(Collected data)
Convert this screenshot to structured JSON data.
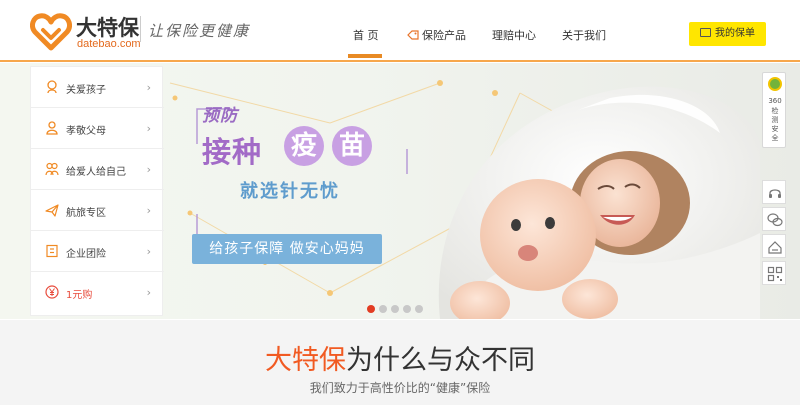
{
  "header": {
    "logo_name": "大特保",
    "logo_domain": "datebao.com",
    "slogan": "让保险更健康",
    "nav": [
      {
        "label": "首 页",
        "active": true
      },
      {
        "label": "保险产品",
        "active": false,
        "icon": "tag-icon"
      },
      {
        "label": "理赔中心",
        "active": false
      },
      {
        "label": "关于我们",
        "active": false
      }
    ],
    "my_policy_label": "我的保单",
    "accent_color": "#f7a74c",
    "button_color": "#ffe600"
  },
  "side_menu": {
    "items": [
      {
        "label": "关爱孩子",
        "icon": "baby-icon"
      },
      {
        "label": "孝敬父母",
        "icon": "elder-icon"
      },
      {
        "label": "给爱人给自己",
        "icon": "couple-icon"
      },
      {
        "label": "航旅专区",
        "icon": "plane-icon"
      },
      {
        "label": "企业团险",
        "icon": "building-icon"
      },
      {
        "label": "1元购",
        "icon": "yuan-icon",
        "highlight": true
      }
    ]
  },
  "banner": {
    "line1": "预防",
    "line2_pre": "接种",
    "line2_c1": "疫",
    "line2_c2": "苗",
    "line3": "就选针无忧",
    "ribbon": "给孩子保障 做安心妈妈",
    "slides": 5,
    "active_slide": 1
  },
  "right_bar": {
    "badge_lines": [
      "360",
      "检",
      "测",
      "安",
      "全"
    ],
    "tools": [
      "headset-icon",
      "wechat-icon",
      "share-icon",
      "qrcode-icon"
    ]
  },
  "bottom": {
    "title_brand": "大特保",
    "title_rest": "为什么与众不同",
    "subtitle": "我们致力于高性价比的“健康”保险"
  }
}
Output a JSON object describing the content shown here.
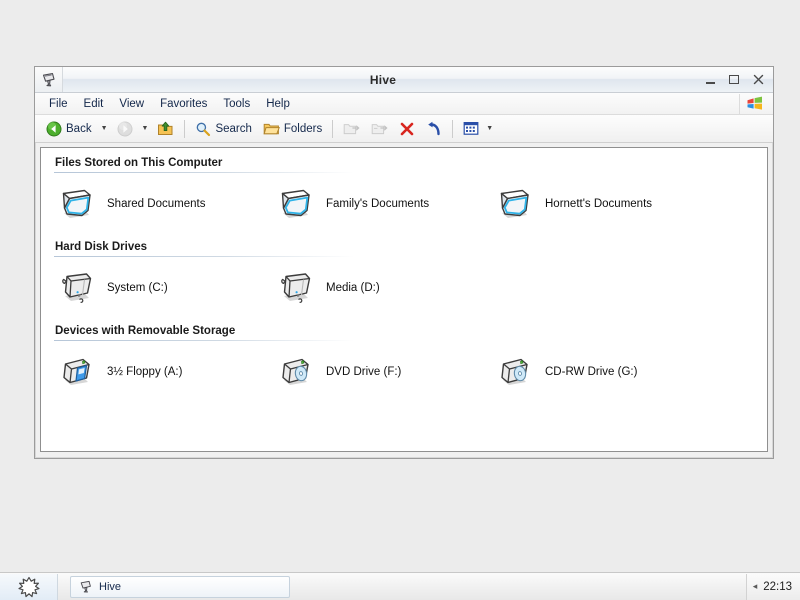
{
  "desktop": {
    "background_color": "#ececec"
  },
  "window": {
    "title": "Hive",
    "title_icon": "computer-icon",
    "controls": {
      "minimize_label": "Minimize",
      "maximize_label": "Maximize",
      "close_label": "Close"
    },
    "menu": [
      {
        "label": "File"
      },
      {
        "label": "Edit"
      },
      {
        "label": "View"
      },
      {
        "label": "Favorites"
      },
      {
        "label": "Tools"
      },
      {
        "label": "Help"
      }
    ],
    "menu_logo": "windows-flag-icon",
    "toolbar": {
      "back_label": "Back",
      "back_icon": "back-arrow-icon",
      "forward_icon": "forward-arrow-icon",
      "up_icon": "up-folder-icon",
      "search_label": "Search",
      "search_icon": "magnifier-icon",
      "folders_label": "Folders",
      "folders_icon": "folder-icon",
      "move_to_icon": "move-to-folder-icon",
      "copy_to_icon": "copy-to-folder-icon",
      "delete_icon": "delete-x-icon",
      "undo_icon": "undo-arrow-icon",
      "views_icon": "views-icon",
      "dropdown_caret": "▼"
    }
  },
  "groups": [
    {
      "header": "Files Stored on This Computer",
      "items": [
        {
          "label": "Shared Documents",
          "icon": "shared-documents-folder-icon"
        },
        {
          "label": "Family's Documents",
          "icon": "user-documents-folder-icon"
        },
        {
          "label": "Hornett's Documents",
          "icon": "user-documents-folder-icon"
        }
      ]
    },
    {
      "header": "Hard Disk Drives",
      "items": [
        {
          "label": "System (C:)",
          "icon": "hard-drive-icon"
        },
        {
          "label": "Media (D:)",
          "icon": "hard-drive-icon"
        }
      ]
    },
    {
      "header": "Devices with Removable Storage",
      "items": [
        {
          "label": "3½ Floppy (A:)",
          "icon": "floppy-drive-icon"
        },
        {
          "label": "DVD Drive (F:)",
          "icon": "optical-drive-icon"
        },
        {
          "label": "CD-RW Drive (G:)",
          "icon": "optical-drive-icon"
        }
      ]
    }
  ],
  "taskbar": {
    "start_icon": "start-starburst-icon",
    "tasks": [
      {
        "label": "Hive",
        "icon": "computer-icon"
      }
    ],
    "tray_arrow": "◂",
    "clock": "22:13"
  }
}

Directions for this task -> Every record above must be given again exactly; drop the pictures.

Written answer ->
Convert this screenshot to structured JSON data.
{
  "header": {
    "logo_name": "大特保",
    "logo_domain": "datebao.com",
    "slogan": "让保险更健康",
    "nav": [
      {
        "label": "首 页",
        "active": true
      },
      {
        "label": "保险产品",
        "active": false,
        "icon": "tag-icon"
      },
      {
        "label": "理赔中心",
        "active": false
      },
      {
        "label": "关于我们",
        "active": false
      }
    ],
    "my_policy_label": "我的保单",
    "accent_color": "#f7a74c",
    "button_color": "#ffe600"
  },
  "side_menu": {
    "items": [
      {
        "label": "关爱孩子",
        "icon": "baby-icon"
      },
      {
        "label": "孝敬父母",
        "icon": "elder-icon"
      },
      {
        "label": "给爱人给自己",
        "icon": "couple-icon"
      },
      {
        "label": "航旅专区",
        "icon": "plane-icon"
      },
      {
        "label": "企业团险",
        "icon": "building-icon"
      },
      {
        "label": "1元购",
        "icon": "yuan-icon",
        "highlight": true
      }
    ]
  },
  "banner": {
    "line1": "预防",
    "line2_pre": "接种",
    "line2_c1": "疫",
    "line2_c2": "苗",
    "line3": "就选针无忧",
    "ribbon": "给孩子保障 做安心妈妈",
    "slides": 5,
    "active_slide": 1
  },
  "right_bar": {
    "badge_lines": [
      "360",
      "检",
      "测",
      "安",
      "全"
    ],
    "tools": [
      "headset-icon",
      "wechat-icon",
      "share-icon",
      "qrcode-icon"
    ]
  },
  "bottom": {
    "title_brand": "大特保",
    "title_rest": "为什么与众不同",
    "subtitle": "我们致力于高性价比的“健康”保险"
  }
}
Output a JSON object describing the content shown here.
{
  "desktop": {
    "background_color": "#ececec"
  },
  "window": {
    "title": "Hive",
    "title_icon": "computer-icon",
    "controls": {
      "minimize_label": "Minimize",
      "maximize_label": "Maximize",
      "close_label": "Close"
    },
    "menu": [
      {
        "label": "File"
      },
      {
        "label": "Edit"
      },
      {
        "label": "View"
      },
      {
        "label": "Favorites"
      },
      {
        "label": "Tools"
      },
      {
        "label": "Help"
      }
    ],
    "menu_logo": "windows-flag-icon",
    "toolbar": {
      "back_label": "Back",
      "back_icon": "back-arrow-icon",
      "forward_icon": "forward-arrow-icon",
      "up_icon": "up-folder-icon",
      "search_label": "Search",
      "search_icon": "magnifier-icon",
      "folders_label": "Folders",
      "folders_icon": "folder-icon",
      "move_to_icon": "move-to-folder-icon",
      "copy_to_icon": "copy-to-folder-icon",
      "delete_icon": "delete-x-icon",
      "undo_icon": "undo-arrow-icon",
      "views_icon": "views-icon",
      "dropdown_caret": "▼"
    }
  },
  "groups": [
    {
      "header": "Files Stored on This Computer",
      "items": [
        {
          "label": "Shared Documents",
          "icon": "shared-documents-folder-icon"
        },
        {
          "label": "Family's Documents",
          "icon": "user-documents-folder-icon"
        },
        {
          "label": "Hornett's Documents",
          "icon": "user-documents-folder-icon"
        }
      ]
    },
    {
      "header": "Hard Disk Drives",
      "items": [
        {
          "label": "System (C:)",
          "icon": "hard-drive-icon"
        },
        {
          "label": "Media (D:)",
          "icon": "hard-drive-icon"
        }
      ]
    },
    {
      "header": "Devices with Removable Storage",
      "items": [
        {
          "label": "3½ Floppy (A:)",
          "icon": "floppy-drive-icon"
        },
        {
          "label": "DVD Drive (F:)",
          "icon": "optical-drive-icon"
        },
        {
          "label": "CD-RW Drive (G:)",
          "icon": "optical-drive-icon"
        }
      ]
    }
  ],
  "taskbar": {
    "start_icon": "start-starburst-icon",
    "tasks": [
      {
        "label": "Hive",
        "icon": "computer-icon"
      }
    ],
    "tray_arrow": "◂",
    "clock": "22:13"
  }
}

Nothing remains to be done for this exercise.